**Brief**:
Scan the records for lines with the string "JSON". Say how many there are, and add nothing.

§ §

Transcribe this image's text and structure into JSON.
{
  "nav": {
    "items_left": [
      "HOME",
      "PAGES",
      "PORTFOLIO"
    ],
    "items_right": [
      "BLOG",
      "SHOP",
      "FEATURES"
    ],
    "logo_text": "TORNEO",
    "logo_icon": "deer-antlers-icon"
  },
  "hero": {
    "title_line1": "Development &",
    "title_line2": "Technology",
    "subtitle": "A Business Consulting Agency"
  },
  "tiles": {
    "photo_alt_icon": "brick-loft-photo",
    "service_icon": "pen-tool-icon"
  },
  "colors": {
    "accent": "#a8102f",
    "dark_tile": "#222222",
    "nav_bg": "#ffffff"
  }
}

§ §

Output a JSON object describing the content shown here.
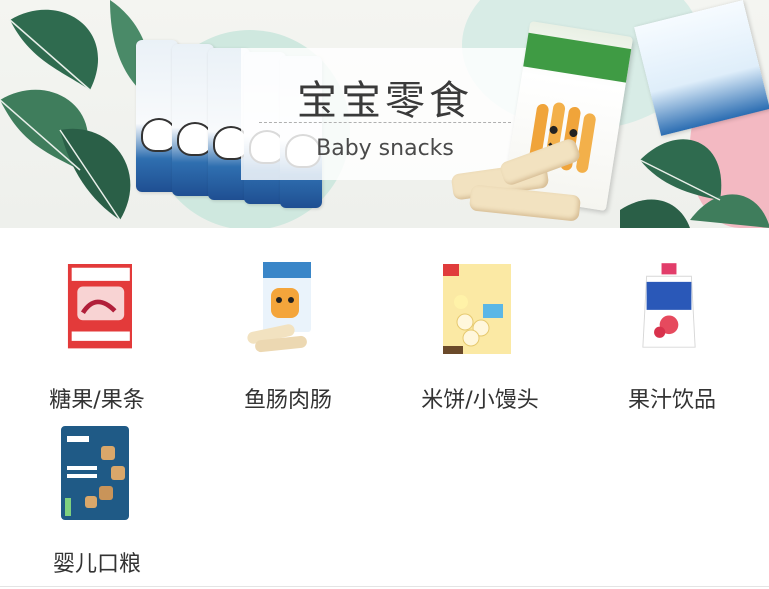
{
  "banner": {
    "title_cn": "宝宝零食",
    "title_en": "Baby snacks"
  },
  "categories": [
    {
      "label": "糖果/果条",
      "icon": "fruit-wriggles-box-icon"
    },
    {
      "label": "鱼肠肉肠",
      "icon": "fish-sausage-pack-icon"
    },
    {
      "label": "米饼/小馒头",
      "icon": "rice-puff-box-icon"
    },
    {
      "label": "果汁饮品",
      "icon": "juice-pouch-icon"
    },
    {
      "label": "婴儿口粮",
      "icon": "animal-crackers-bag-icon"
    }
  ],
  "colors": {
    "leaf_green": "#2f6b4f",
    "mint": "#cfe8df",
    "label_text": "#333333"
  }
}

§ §

**The answer**:
2